“The headlines in the newspaper will say ‘City Council gives tax break,’ but nobody’s getting a tax break,” Council President Paul Guanci said. “This is an incentive. It’s still significant tax revenue for the city.”
Councilor Jim Latter acknowledged that some people wondered whether developers would build anyway, even without the tax break.
But, Latter said, referring to the lack of vibrancy on Rantoul Street, “If you always do what you’ve always done, you’ll always get what you’ve always gotten.”
Ward 2 Councilor Wes Slate said he was concerned about the progress that the city of Peabody is trying to make with its downtown, saying, “We could be left in the dust.”
Noting that the Rantoul Street tax incentive district is in his ward, Slate said, “This proposal is critical for our city to move forward.”
Councilor-at-large Jason Silva said he did not understand how people could perceive the plan as a “revenue giveaway.” In every previous instance where the city has given tax incentives, “It’s been a huge home run,” he said.
“We do not lose money doing this,” he said. “I don’t know why people even say that.”
Silva proposed an even higher incentive of 80 percent for the first five years and 40 percent for the next five, but councilors did not go along with that. Councilor Don Martin proposed a 65/25 plan, figures that Mayor Bill Scanlon had also suggested, but was also voted down.
Councilor Scott Houseman suggested that the train depot not be included in the tax district, for fear that the city would be giving an incentive for developers to alter the historic depot. But other councilors said the depot is protected by historic preservation laws.

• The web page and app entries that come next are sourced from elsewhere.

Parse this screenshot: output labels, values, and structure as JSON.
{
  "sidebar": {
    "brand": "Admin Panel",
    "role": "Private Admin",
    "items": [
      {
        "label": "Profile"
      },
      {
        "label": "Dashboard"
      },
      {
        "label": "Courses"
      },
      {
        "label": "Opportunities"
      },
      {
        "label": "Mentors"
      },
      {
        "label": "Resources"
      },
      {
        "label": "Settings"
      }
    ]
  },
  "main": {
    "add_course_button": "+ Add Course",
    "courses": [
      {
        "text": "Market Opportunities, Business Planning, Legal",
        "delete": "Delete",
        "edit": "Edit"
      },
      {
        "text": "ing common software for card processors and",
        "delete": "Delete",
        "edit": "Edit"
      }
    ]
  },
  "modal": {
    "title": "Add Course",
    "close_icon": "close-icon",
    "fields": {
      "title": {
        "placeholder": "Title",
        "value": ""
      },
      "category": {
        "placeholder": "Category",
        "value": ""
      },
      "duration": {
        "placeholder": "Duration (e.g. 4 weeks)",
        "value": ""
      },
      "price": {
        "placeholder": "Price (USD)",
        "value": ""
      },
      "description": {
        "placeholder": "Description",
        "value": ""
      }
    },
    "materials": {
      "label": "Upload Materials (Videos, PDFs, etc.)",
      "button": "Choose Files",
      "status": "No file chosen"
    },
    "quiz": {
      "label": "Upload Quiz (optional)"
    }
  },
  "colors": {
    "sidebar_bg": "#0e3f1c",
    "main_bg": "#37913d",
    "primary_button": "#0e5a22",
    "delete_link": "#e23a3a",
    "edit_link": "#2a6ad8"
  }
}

Councilors must still take one more vote at their next meeting to make the law official.
Staff writer Paul Leighton can be reached at 978-338-2675 or email@example.com.